The Civic and Corolla were on a roll in the eighties and nineties, with a new generation arriving like clockwork every four years. And it showed, in their relentless refinement. The Civic engine hummed like a Stradivarius (a Japanese brand of sewing machine). The Saturn engine growled like a coffee grinder. Saturn interiors were always obviously cheap. Corolla interiors (of the nineties) weren’t. Honda and Toyota might have been worried about Saturn initially, as they were briefly about the Neon, but needn’t have. It was GM, after all.
Granted, there are/were many happy Saturn owners out there. It handled quite decently (no better than the Civic though), was commendably light and toss-able, and owners loved the plastic body panels, especially in the rust belt. The Saturn got good fuel economy, although nothing near the ridiculous 45 city/60 mileage EPA numbers GM promised during the long gestation (they ended up at 27/37; 21/31 adjusted in today’s EPA numbers).
The really big problem with Roger’s big Saturn idea is this: where do we go from here? Was that even considered? Ok, by throwing enough billions at it, GM showed that it could make a half-way decent, reasonably-competitive small car. Does that make a viable car company/division? I don’t think so (and didn’t at the time, contrary to the popular thinking). And that’s where the whole Saturn experiment begins to take its inevitable ugly turn.
When the market soon shifted away from small cars to bigger cars and SUVs, Saturn, as a separate entity, suddenly looked like an answer to a question that never should have been asked. Now GM felt it had no choice but to develop a whole line of cars, SUVs, mini-vans, and even a sports car to try to back-stop Saturn’s decline – right during a time when development dollars at GM were getting scarce. In the meantime, the S Series soldiered along on the same platform for some ten years. It became an endless robbing Peter to pay Paul nightmare.
As well as a colossal joke: why was Saturn selling that rebadged mini-van piece of crap, the Relay? Or a gigantic seven seater SUV, the Outlook? Mission statement ADD at its worst.
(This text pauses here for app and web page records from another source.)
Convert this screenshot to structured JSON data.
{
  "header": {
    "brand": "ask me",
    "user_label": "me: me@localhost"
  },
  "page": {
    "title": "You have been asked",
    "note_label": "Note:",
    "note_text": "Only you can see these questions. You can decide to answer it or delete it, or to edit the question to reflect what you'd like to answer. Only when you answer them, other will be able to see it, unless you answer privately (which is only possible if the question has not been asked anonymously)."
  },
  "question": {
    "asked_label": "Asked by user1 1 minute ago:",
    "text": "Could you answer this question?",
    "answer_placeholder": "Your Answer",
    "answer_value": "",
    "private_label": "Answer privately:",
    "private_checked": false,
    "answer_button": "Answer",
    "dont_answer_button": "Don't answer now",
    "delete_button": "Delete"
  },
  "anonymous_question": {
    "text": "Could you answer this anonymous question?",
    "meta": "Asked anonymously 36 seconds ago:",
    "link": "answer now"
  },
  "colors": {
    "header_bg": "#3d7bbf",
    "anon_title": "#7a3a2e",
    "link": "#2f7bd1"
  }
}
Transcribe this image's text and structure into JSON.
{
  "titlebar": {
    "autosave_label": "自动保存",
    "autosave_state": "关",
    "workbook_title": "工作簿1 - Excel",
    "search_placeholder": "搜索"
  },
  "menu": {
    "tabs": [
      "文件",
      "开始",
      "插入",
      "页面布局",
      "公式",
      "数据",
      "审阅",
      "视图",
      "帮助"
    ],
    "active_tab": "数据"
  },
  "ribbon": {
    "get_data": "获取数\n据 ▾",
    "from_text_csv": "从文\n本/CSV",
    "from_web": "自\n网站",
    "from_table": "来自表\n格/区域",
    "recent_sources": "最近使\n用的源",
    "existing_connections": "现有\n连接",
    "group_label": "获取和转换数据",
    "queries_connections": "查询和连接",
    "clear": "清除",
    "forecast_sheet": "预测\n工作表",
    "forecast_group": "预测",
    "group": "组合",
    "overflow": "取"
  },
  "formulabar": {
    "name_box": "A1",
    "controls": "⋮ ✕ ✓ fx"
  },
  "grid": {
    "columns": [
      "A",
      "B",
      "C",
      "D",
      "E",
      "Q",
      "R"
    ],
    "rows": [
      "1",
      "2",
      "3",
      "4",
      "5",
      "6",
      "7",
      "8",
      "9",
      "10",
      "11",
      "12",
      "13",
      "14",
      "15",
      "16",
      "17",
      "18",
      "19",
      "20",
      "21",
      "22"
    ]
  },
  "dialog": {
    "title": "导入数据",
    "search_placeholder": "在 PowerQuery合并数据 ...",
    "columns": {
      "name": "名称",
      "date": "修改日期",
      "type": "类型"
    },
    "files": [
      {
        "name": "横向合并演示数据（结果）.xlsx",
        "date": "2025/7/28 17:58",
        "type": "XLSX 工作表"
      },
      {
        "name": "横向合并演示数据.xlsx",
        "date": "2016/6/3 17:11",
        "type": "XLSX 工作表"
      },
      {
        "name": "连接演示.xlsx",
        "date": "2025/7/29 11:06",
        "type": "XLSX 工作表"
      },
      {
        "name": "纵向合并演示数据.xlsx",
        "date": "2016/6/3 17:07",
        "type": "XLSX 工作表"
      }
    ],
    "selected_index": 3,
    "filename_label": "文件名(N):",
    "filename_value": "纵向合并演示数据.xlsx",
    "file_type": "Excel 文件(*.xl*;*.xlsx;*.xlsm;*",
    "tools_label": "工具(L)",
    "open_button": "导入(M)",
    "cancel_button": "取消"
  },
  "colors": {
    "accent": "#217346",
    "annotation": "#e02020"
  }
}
If GM had stuck to their original plan of selling the Saturn as an entry level Japanese-fighter at Chevy dealers, the whole disaster could have been avoided. GM would have had an import fighter where it belonged: in its biggest dealer network. Yes, we might have missed out on the Spring Hill “Homecoming”, and the rest of Hal Riney’s hokey feel-good BS. But the warm and fuzzy memories of it were worth paying for with our tax dollars, no? It’s been estimated that the whole Saturn fiasco lost as much as $12 billion. One of the biggest industrial blunders and losses ever; the Edsel of the modern era.
Unfortunately, the re-invented New GM is reminding me all too much of the “Different Kind of Car Company”. Which in turn reminds me of the song that made Hal Riney famous:
We’ve only just begun to live,
White lace and promises…
We’ll find a place where there’s room to grow,
And yes, We’ve just begun.
Yes, friends, it really is Mourning again in America.